Vodafone has scored poorly in a so-called "financial hardship" performance study conducted by the peak body for financial counsellors in Victoria, the Financial and Consumer Rights Council (FCRC), and the Australian Communications Consumer Action Network (ACCAN).
The Rank the Telco report describes the results of a survey of Victorian financial counsellors about the "hardship practices" of major telecommunications providers, measuring how well telecommunications companies assist customers who are in financial hardship.
This is FCRC’s first report ranking financial hardship practices within the telecommunications sector.
This Rank the Telco survey polled financial counsellors to draw on their first-hand casework experience over the last 12 months and rate the financial hardship performance of the three major telecommunications providers: Optus, Vodafone and Telstra.
In terms of overall performance, across all measures and overall, Vodafone came last, with a score of 3.2 out of 10 (one being very poor and 10 being excellent), with financial counsellors’ comments pointing to an inflexible refusal to negotiate hardship assistance.
Optus received the highest rating across almost all measures, achieving the top overall score of 4.0 out of 10. Telstra rated second, slightly behind Optus.
But closer examination of Telstra’s scores show greater variability in the views of respondents, which suggests inconsistency in Telstra’s hardship practices.
Also, while there are differences, they are slight, according to the report, alluding to the finding that the standard of hardship practice is “strikingly poor” across the telecommunications industry.
In 2016, for example, the lowest-performing tier-one energy retailers received overall performance ratings of 5.8 out of 10, well above the 4.0 achieved by the top-performing telecommunications provider.
The study found that, compared with water, banking, energy and even debt collection, telecommunications providers are falling short in their treatment of customers in financial difficulty.
FCRC executive officer, Peter Gartlan, said within telecommunications, it is clear that there are some big issues to be tackled.
“Industry has work to do changing upselling practices that see many consumers with plans far beyond their needs or payment capacity; simplifying contracts; improving access to and communication with hardship teams; and expanding the hardship assistance offered to customers.
“Regulators and policymakers also have a role to play in shaping a framework that encourages such practices.

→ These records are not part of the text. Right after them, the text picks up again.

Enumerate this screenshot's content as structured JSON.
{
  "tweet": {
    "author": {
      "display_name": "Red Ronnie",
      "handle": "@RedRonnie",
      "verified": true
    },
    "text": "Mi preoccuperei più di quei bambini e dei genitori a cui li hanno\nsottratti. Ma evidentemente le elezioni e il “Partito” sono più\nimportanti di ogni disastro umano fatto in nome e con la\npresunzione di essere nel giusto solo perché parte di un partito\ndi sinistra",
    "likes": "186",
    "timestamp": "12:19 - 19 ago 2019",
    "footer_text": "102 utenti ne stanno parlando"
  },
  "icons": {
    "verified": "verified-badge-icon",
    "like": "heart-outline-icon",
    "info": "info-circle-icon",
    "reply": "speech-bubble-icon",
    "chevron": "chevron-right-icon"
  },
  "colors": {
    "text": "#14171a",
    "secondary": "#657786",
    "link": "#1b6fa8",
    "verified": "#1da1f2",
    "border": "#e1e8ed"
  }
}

The results of this report evidence the need for improvement and warrant serious consideration by the telecommunications industry, regulators, government and other stakeholders,” he said.
Findings from the study also highlighted that post-paid 24-month contracts for mobile phone handsets and services were identified as the biggest contributor to clients’ telecommunications debts. Almost all financial counsellors identified post-paid phone contracts as either a ‘major’ (67 per cent) or ‘moderate’ (32 per cent) contributor to debt.
With the Telecommunications Consumer Protections Code (TCP Code) Code requiring providers to explain the financial implications of a post-paid service before providing it to a consumer, the financial counsellors assessed performance as ‘poor’ or ‘very poor’.
Optus and Telstra performed fairly similarly, with 88 per cent and 90 per cent of respondents rating them as ‘poor’ or ‘very poor’ respectively (weighted averages of 1.9 and 1.8). Vodafone was considered worse again, with 98 per cent rating them as ‘poor’ or ‘very poor’ (weighted average of 1.6).
Their understanding of contractual and billing operations also rated poorly, with 81 per cent of respondents marking it poor for Optus, 84 per cent for Telstra, and 88 per cent for Vodafone.
According to Gartlan, the findings enable providers with the opportunity to "take the lead" and work to significantly improve hardship performance, both individually and across the industry.
“Basic phone and internet services are essential for financial inclusion, particularly in times of crisis or hardship. When people in hardship are disconnected from phone services, it becomes virtually impossible to meet their other critical needs.
“The results of this survey are disappointing, showing that overall financial hardship performance in the telecommunications sector is poorer than in banking or energy retail. Our hope is that this report creates an opening for dialogue about where improvements can be made, building on the positive suggestions made by financial counsellors,” he added.
The study supports the findings of the Telecommunications Industry Ombudsman’s (TIO) assessment of complaints per services in operation (SIO) in October last year, which found increasing complaints for Vodafone, amaysim, and Pivotel.